President Ranil Wickremesinghe, serving as both president and finance minister, will present the annual budget to parliament at midday. His challenge lies in increasing tax revenue and rationalizing spending to support an economic turnaround crucial for his appeal in the 2024 presidential elections.
The authorities must meet stringent targets set by the IMF in a $2.9 billion bailout, part of which has already been allocated, contributing to a slow recovery in an economy projected to contract by 2% this year.
The IMF, advocating a 12% budget deficit for 2024 under its four-year program, has cautioned about revenue shortfalls. Sri Lanka’s cabinet has approved a 3% increase in Value Added Tax (VAT) from January 1, alongside expanding VAT collection to boost revenue. Wickremesinghe is also expected to outline additional revenue measures, including new taxes such as wealth and inheritance taxes proposed in the IMF program.

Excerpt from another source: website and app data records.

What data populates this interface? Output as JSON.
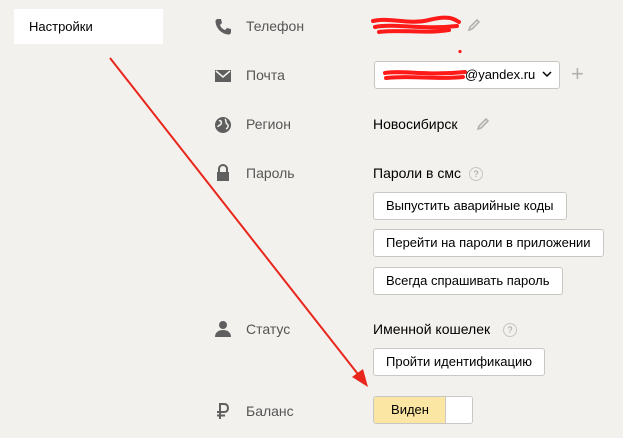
{
  "sidebar": {
    "items": [
      {
        "label": "Настройки"
      }
    ]
  },
  "rows": {
    "phone": {
      "label": "Телефон",
      "icon": "phone-icon"
    },
    "mail": {
      "label": "Почта",
      "icon": "mail-icon",
      "email_suffix": "@yandex.ru"
    },
    "region": {
      "label": "Регион",
      "icon": "globe-icon",
      "value": "Новосибирск"
    },
    "password": {
      "label": "Пароль",
      "icon": "lock-icon",
      "value": "Пароли в смс",
      "buttons": [
        "Выпустить аварийные коды",
        "Перейти на пароли в приложении",
        "Всегда спрашивать пароль"
      ]
    },
    "status": {
      "label": "Статус",
      "icon": "person-icon",
      "value": "Именной кошелек",
      "button": "Пройти идентификацию"
    },
    "balance": {
      "label": "Баланс",
      "icon": "ruble-icon",
      "toggle_label": "Виден"
    }
  },
  "help_glyph": "?",
  "plus_glyph": "+",
  "annotation": {
    "arrow_color": "#e8261c",
    "redaction_color": "#ff1a1a"
  }
}
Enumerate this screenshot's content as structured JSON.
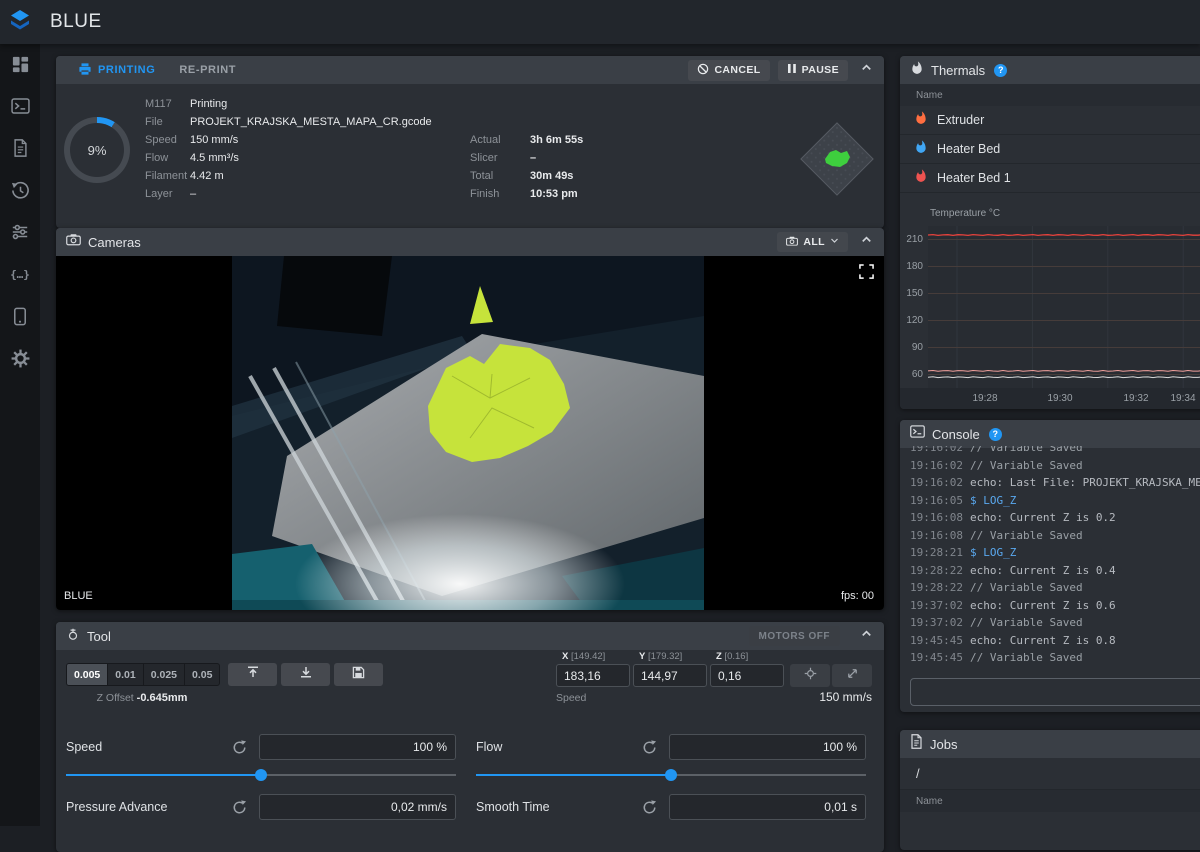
{
  "app": {
    "title": "BLUE",
    "logo_icon": "layers-icon"
  },
  "sidebar": {
    "items": [
      {
        "name": "dashboard"
      },
      {
        "name": "console"
      },
      {
        "name": "gcode-files"
      },
      {
        "name": "history"
      },
      {
        "name": "tune"
      },
      {
        "name": "macros"
      },
      {
        "name": "machine"
      },
      {
        "name": "settings"
      }
    ]
  },
  "printing_panel": {
    "tab_printing": "PRINTING",
    "tab_reprint": "RE-PRINT",
    "cancel_label": "CANCEL",
    "pause_label": "PAUSE",
    "progress_text": "9%",
    "progress_pct": 9,
    "accent_color": "#2196f3",
    "fields_left": [
      {
        "label": "M117",
        "value": "Printing"
      },
      {
        "label": "File",
        "value": "PROJEKT_KRAJSKA_MESTA_MAPA_CR.gcode"
      },
      {
        "label": "Speed",
        "value": "150 mm/s"
      },
      {
        "label": "Flow",
        "value": "4.5 mm³/s"
      },
      {
        "label": "Filament",
        "value": "4.42 m"
      },
      {
        "label": "Layer",
        "value": "–"
      }
    ],
    "fields_right": [
      {
        "label": "Actual",
        "value": "3h 6m 55s"
      },
      {
        "label": "Slicer",
        "value": "–"
      },
      {
        "label": "Total",
        "value": "30m 49s"
      },
      {
        "label": "Finish",
        "value": "10:53 pm"
      }
    ]
  },
  "cameras_panel": {
    "title": "Cameras",
    "all_button": "ALL",
    "overlay_name": "BLUE",
    "overlay_fps": "fps: 00"
  },
  "tool_panel": {
    "title": "Tool",
    "motors_off": "MOTORS OFF",
    "z_steps": [
      "0.005",
      "0.01",
      "0.025",
      "0.05"
    ],
    "z_offset_label": "Z Offset",
    "z_offset_value": "-0.645mm",
    "axes": [
      {
        "label": "X",
        "limit": "[149.42]",
        "value": "183,16"
      },
      {
        "label": "Y",
        "limit": "[179.32]",
        "value": "144,97"
      },
      {
        "label": "Z",
        "limit": "[0.16]",
        "value": "0,16"
      }
    ],
    "speed_label": "Speed",
    "speed_value": "150 mm/s",
    "sliders": [
      {
        "label": "Speed",
        "value": "100 %",
        "pct": 50
      },
      {
        "label": "Flow",
        "value": "100 %",
        "pct": 50
      },
      {
        "label": "Pressure Advance",
        "value": "0,02 mm/s"
      },
      {
        "label": "Smooth Time",
        "value": "0,01 s"
      }
    ]
  },
  "thermals_panel": {
    "title": "Thermals",
    "help": "?",
    "name_header": "Name",
    "sensors": [
      {
        "name": "Extruder",
        "color": "#ff6e40"
      },
      {
        "name": "Heater Bed",
        "color": "#40a6f4"
      },
      {
        "name": "Heater Bed 1",
        "color": "#ef5350"
      }
    ]
  },
  "chart_data": {
    "type": "line",
    "title": "Temperature °C",
    "x_ticks": [
      "19:28",
      "19:30",
      "19:32",
      "19:34"
    ],
    "y_ticks": [
      210,
      180,
      150,
      120,
      90,
      60
    ],
    "ylim": [
      45,
      225
    ],
    "grid": true,
    "legend_position": "none",
    "series": [
      {
        "name": "Extruder",
        "color": "#e8423c",
        "approx_value": 215,
        "width": 1.3
      },
      {
        "name": "Heater Bed 1",
        "color": "#f2a09c",
        "approx_value": 64,
        "width": 1
      },
      {
        "name": "Heater Bed",
        "color": "#d9dadb",
        "approx_value": 57,
        "width": 1
      }
    ]
  },
  "console_panel": {
    "title": "Console",
    "help": "?",
    "input_value": "",
    "lines": [
      {
        "time": "19:16:02",
        "text": "// Variable Saved",
        "type": "comment"
      },
      {
        "time": "19:16:02",
        "text": "// Variable Saved",
        "type": "comment"
      },
      {
        "time": "19:16:02",
        "text": "echo: Last File: PROJEKT_KRAJSKA_MESTA_MAPA_CR.gcode",
        "type": "echo"
      },
      {
        "time": "19:16:05",
        "text": "$ LOG_Z",
        "type": "command"
      },
      {
        "time": "19:16:08",
        "text": "echo: Current Z is 0.2",
        "type": "echo"
      },
      {
        "time": "19:16:08",
        "text": "// Variable Saved",
        "type": "comment"
      },
      {
        "time": "19:28:21",
        "text": "$ LOG_Z",
        "type": "command"
      },
      {
        "time": "19:28:22",
        "text": "echo: Current Z is 0.4",
        "type": "echo"
      },
      {
        "time": "19:28:22",
        "text": "// Variable Saved",
        "type": "comment"
      },
      {
        "time": "19:37:02",
        "text": "echo: Current Z is 0.6",
        "type": "echo"
      },
      {
        "time": "19:37:02",
        "text": "// Variable Saved",
        "type": "comment"
      },
      {
        "time": "19:45:45",
        "text": "echo: Current Z is 0.8",
        "type": "echo"
      },
      {
        "time": "19:45:45",
        "text": "// Variable Saved",
        "type": "comment"
      }
    ]
  },
  "jobs_panel": {
    "title": "Jobs",
    "path": "/",
    "name_header": "Name"
  }
}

Preliminary budget figures indicate that Sri Lanka’s expenditure will exceed a record 6.5 trillion rupees ($19.8 billion) in 2024, a 12% increase from the previous year. Interest payments, totaling 2.6 trillion rupees, constitute over a third of total spending, while capital expenditure is expected to remain largely unchanged from 2023 at 1.2 trillion rupees.